I was first introduced to Mr. Cooke's work through, arguably, his most identifiable work: DC's The New Frontier, which told the story of the formation of DC Comics' iconic Justice League of America through the unique prism of the 1950's. One of the issues' titles got to the primary point of the story he was crafting: "Analog Heroes," the icons we know and love viewed through an era of radio waves, control knobs, and the Cold War.
He created one of the absolute best examinations of the Batman character with Batman: Ego, a story of Bruce Wayne coming to terms with the part of his personality that allows Batman to exist. He told definitive stories with Will Eisner's The Spirit that seemed directly descended from the stories told by Eisner himself, and the grandeur of Cooke's own work very much came from the fact that he molded his sensibilities and artistic style in such a way that he feels like the direct spiritual successor to the likes of Joe Shuster, Joe Simon, and Jack Kirby.

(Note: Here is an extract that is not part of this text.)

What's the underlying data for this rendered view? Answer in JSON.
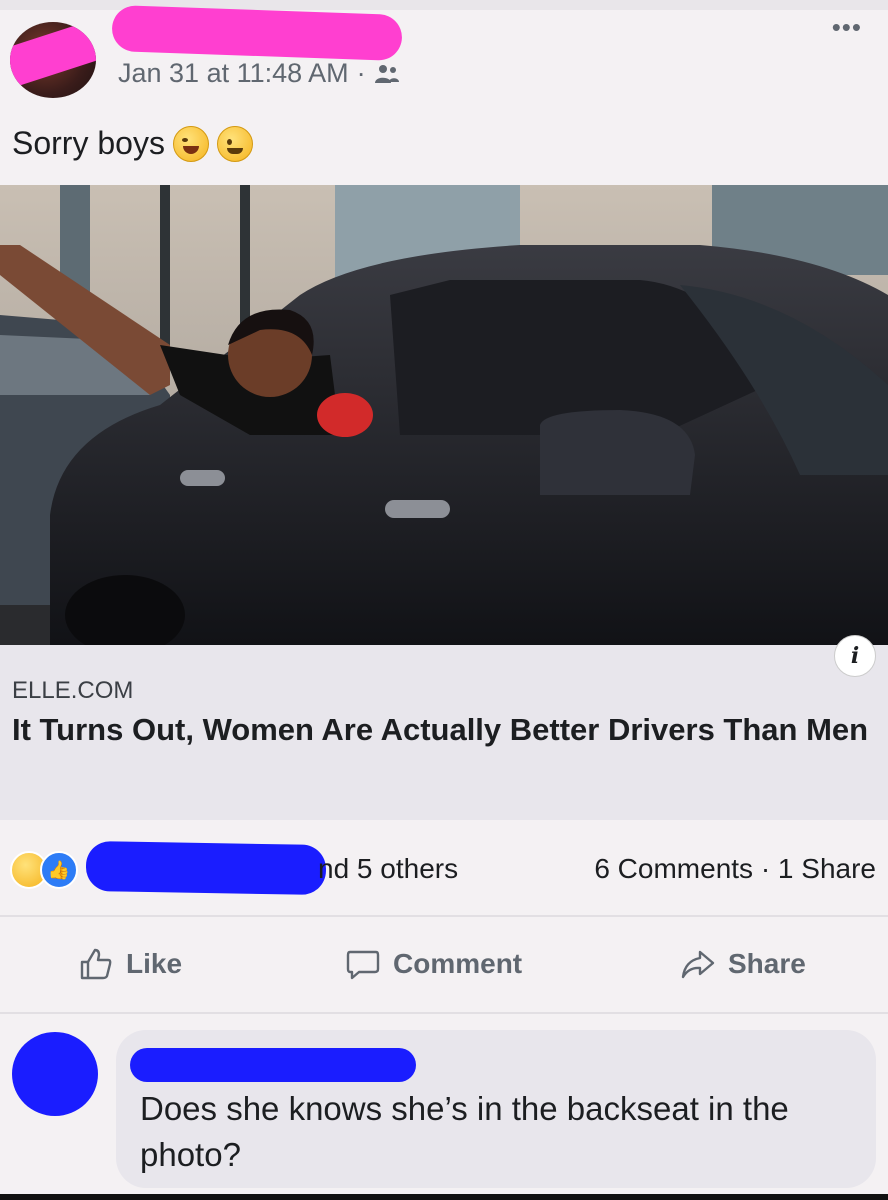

Darwyn Cooke was the kind of comic book creator who made work that was built to last, not unlike the cars and buildings from bygone eras he would draw in so many of his stories. I only spoke to him one time, but friends and colleagues of mine who knew him also had nothing but great things to say about the kind of person he was. While that will be his greatest legacy for his friends and family, he gave the world a great gift through his work, that we'll all make sure are never forgotten.
It's the least we could do for such a great storyteller, and such a good man. Goodbye, Mr. Cooke. By my estimation, you'll always be one of the greats.
November 16, 1962 – May 14, 2016